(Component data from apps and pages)
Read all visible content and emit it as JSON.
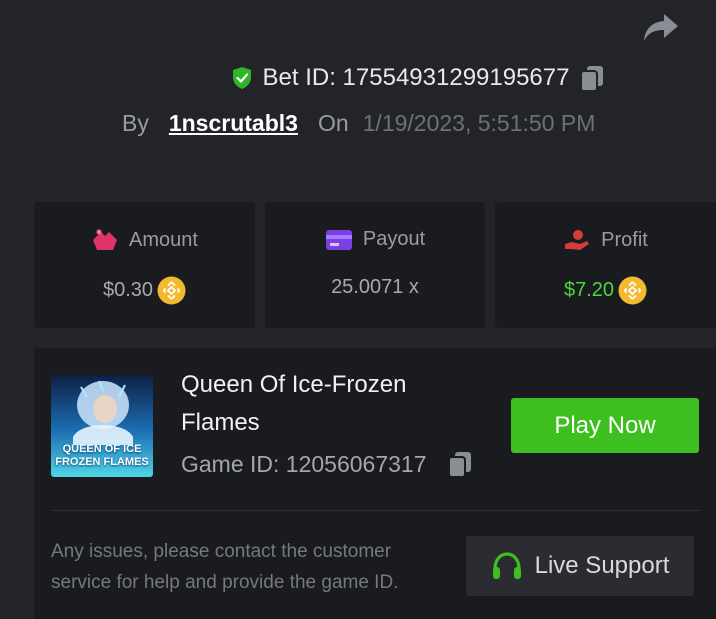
{
  "bet": {
    "label": "Bet ID: 17554931299195677",
    "by": "By",
    "user": "1nscrutabl3",
    "on": "On",
    "date": "1/19/2023, 5:51:50 PM"
  },
  "stats": {
    "amount": {
      "label": "Amount",
      "value": "$0.30"
    },
    "payout": {
      "label": "Payout",
      "value": "25.0071 x"
    },
    "profit": {
      "label": "Profit",
      "value": "$7.20"
    }
  },
  "game": {
    "thumb_line1": "QUEEN OF ICE",
    "thumb_line2": "FROZEN FLAMES",
    "name": "Queen Of Ice-Frozen Flames",
    "id_label": "Game ID: 12056067317",
    "play_label": "Play Now"
  },
  "support": {
    "help_text": "Any issues, please contact the customer service for help and provide the game ID.",
    "button_label": "Live Support"
  },
  "colors": {
    "background": "#232428",
    "panel": "#1a1b1f",
    "accent_green": "#3cbf1f",
    "profit_green": "#4bd53a",
    "amount_pink": "#e0336b",
    "payout_purple": "#7b3fe4",
    "profit_red": "#d63b3b",
    "coin_gold": "#f3ba2f"
  },
  "icons": {
    "share": "share-arrow-icon",
    "verified": "shield-check-icon",
    "copy": "copy-icon",
    "amount": "wallet-cash-icon",
    "payout": "credit-card-icon",
    "profit": "hand-coin-icon",
    "coin": "bnb-coin-icon",
    "support": "headphones-icon"
  }
}
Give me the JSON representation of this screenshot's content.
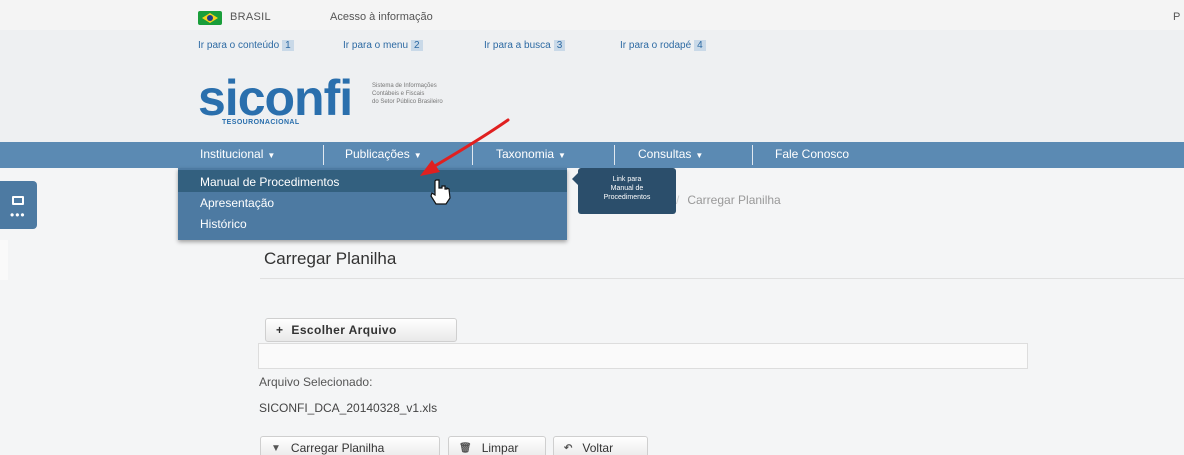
{
  "gov_bar": {
    "brasil": "BRASIL",
    "acesso": "Acesso à informação",
    "right_text": "P"
  },
  "skip_links": [
    {
      "label": "Ir para o conteúdo",
      "num": "1"
    },
    {
      "label": "Ir para o menu",
      "num": "2"
    },
    {
      "label": "Ir para a busca",
      "num": "3"
    },
    {
      "label": "Ir para o rodapé",
      "num": "4"
    }
  ],
  "logo": {
    "name": "siconfi",
    "subtitle_1": "Sistema de Informações",
    "subtitle_2": "Contábeis e Fiscais",
    "subtitle_3": "do Setor Público Brasileiro",
    "tesouro": "TESOURONACIONAL"
  },
  "nav": {
    "items": [
      {
        "label": "Institucional",
        "has_caret": true
      },
      {
        "label": "Publicações",
        "has_caret": true
      },
      {
        "label": "Taxonomia",
        "has_caret": true
      },
      {
        "label": "Consultas",
        "has_caret": true
      },
      {
        "label": "Fale Conosco",
        "has_caret": false
      }
    ],
    "caret": "▼"
  },
  "dropdown": {
    "items": [
      "Manual de Procedimentos",
      "Apresentação",
      "Histórico"
    ]
  },
  "tooltip": {
    "line1": "Link para",
    "line2": "Manual de",
    "line3": "Procedimentos"
  },
  "breadcrumb": {
    "sep": "/",
    "current": "Carregar Planilha"
  },
  "main": {
    "title": "Carregar Planilha",
    "choose_button": "Escolher Arquivo",
    "choose_icon": "+",
    "selected_label": "Arquivo Selecionado:",
    "file_name": "SICONFI_DCA_20140328_v1.xls",
    "load_button": "Carregar Planilha",
    "load_icon": "▼",
    "clear_button": "Limpar",
    "clear_icon": "🗑",
    "back_button": "Voltar",
    "back_icon": "↶"
  },
  "colors": {
    "navbar": "#5b8ab3",
    "dropdown": "#4d7aa2",
    "logo": "#2a6fad",
    "annotation_arrow": "#e02020"
  }
}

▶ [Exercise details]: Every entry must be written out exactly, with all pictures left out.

▶ [Exercise response]:
Read all visible content and emit it as JSON.
{
  "bet": {
    "label": "Bet ID: 17554931299195677",
    "by": "By",
    "user": "1nscrutabl3",
    "on": "On",
    "date": "1/19/2023, 5:51:50 PM"
  },
  "stats": {
    "amount": {
      "label": "Amount",
      "value": "$0.30"
    },
    "payout": {
      "label": "Payout",
      "value": "25.0071 x"
    },
    "profit": {
      "label": "Profit",
      "value": "$7.20"
    }
  },
  "game": {
    "thumb_line1": "QUEEN OF ICE",
    "thumb_line2": "FROZEN FLAMES",
    "name": "Queen Of Ice-Frozen Flames",
    "id_label": "Game ID: 12056067317",
    "play_label": "Play Now"
  },
  "support": {
    "help_text": "Any issues, please contact the customer service for help and provide the game ID.",
    "button_label": "Live Support"
  },
  "colors": {
    "background": "#232428",
    "panel": "#1a1b1f",
    "accent_green": "#3cbf1f",
    "profit_green": "#4bd53a",
    "amount_pink": "#e0336b",
    "payout_purple": "#7b3fe4",
    "profit_red": "#d63b3b",
    "coin_gold": "#f3ba2f"
  },
  "icons": {
    "share": "share-arrow-icon",
    "verified": "shield-check-icon",
    "copy": "copy-icon",
    "amount": "wallet-cash-icon",
    "payout": "credit-card-icon",
    "profit": "hand-coin-icon",
    "coin": "bnb-coin-icon",
    "support": "headphones-icon"
  }
}
Give me the JSON representation of this screenshot's content.
{
  "gov_bar": {
    "brasil": "BRASIL",
    "acesso": "Acesso à informação",
    "right_text": "P"
  },
  "skip_links": [
    {
      "label": "Ir para o conteúdo",
      "num": "1"
    },
    {
      "label": "Ir para o menu",
      "num": "2"
    },
    {
      "label": "Ir para a busca",
      "num": "3"
    },
    {
      "label": "Ir para o rodapé",
      "num": "4"
    }
  ],
  "logo": {
    "name": "siconfi",
    "subtitle_1": "Sistema de Informações",
    "subtitle_2": "Contábeis e Fiscais",
    "subtitle_3": "do Setor Público Brasileiro",
    "tesouro": "TESOURONACIONAL"
  },
  "nav": {
    "items": [
      {
        "label": "Institucional",
        "has_caret": true
      },
      {
        "label": "Publicações",
        "has_caret": true
      },
      {
        "label": "Taxonomia",
        "has_caret": true
      },
      {
        "label": "Consultas",
        "has_caret": true
      },
      {
        "label": "Fale Conosco",
        "has_caret": false
      }
    ],
    "caret": "▼"
  },
  "dropdown": {
    "items": [
      "Manual de Procedimentos",
      "Apresentação",
      "Histórico"
    ]
  },
  "tooltip": {
    "line1": "Link para",
    "line2": "Manual de",
    "line3": "Procedimentos"
  },
  "breadcrumb": {
    "sep": "/",
    "current": "Carregar Planilha"
  },
  "main": {
    "title": "Carregar Planilha",
    "choose_button": "Escolher Arquivo",
    "choose_icon": "+",
    "selected_label": "Arquivo Selecionado:",
    "file_name": "SICONFI_DCA_20140328_v1.xls",
    "load_button": "Carregar Planilha",
    "load_icon": "▼",
    "clear_button": "Limpar",
    "clear_icon": "🗑",
    "back_button": "Voltar",
    "back_icon": "↶"
  },
  "colors": {
    "navbar": "#5b8ab3",
    "dropdown": "#4d7aa2",
    "logo": "#2a6fad",
    "annotation_arrow": "#e02020"
  }
}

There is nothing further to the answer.